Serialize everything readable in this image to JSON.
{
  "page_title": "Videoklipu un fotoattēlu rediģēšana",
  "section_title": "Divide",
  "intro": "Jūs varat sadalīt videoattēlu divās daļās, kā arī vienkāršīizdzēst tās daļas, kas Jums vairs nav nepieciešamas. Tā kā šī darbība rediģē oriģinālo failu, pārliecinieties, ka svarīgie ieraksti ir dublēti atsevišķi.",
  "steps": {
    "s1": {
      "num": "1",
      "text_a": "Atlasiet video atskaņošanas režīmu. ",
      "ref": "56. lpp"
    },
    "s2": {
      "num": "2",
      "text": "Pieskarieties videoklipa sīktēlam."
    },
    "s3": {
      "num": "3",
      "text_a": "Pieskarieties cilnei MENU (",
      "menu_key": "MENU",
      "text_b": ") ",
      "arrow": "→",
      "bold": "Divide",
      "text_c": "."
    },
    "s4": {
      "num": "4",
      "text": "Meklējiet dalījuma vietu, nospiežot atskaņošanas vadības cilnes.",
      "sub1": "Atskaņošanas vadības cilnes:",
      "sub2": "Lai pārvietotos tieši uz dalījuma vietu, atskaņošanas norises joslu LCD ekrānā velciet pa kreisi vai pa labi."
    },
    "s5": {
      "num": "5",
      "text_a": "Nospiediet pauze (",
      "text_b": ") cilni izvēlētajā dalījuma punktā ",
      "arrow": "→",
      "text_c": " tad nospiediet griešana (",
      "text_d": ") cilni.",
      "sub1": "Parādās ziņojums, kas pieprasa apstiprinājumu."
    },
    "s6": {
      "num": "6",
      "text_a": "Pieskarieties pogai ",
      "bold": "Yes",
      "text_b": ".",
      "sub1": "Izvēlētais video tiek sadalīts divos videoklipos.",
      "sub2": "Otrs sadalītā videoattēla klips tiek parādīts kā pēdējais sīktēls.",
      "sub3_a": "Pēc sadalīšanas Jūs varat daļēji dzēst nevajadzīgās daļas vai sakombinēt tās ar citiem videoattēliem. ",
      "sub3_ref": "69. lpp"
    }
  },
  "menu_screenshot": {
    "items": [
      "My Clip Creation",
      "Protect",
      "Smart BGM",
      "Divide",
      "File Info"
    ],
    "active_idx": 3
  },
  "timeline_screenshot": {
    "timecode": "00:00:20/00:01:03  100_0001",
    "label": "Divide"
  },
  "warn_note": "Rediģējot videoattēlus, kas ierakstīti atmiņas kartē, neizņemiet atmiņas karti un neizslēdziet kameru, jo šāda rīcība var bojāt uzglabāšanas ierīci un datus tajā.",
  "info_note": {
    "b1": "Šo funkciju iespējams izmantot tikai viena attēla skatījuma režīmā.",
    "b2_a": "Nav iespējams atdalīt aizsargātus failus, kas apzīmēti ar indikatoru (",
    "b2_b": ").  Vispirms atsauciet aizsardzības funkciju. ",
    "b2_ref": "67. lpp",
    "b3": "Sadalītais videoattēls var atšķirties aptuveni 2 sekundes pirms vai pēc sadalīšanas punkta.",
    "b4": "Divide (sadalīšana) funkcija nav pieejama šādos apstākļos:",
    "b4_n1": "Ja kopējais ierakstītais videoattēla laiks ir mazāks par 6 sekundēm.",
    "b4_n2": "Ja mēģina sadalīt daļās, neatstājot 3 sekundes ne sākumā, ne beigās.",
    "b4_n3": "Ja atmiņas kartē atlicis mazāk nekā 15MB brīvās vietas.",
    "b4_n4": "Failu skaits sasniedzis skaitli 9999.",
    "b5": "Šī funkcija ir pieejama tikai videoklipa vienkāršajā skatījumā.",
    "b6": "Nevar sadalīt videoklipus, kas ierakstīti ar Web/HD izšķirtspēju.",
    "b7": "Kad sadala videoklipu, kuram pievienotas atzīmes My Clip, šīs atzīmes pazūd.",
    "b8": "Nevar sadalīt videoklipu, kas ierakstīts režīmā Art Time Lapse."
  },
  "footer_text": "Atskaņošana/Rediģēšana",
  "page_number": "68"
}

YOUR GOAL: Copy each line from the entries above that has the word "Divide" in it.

TASK RESPONSE:
  "section_title": "Divide",
      "bold": "Divide",
      "Divide",
    "label": "Divide"
    "b4": "Divide (sadalīšana) funkcija nav pieejama šādos apstākļos:",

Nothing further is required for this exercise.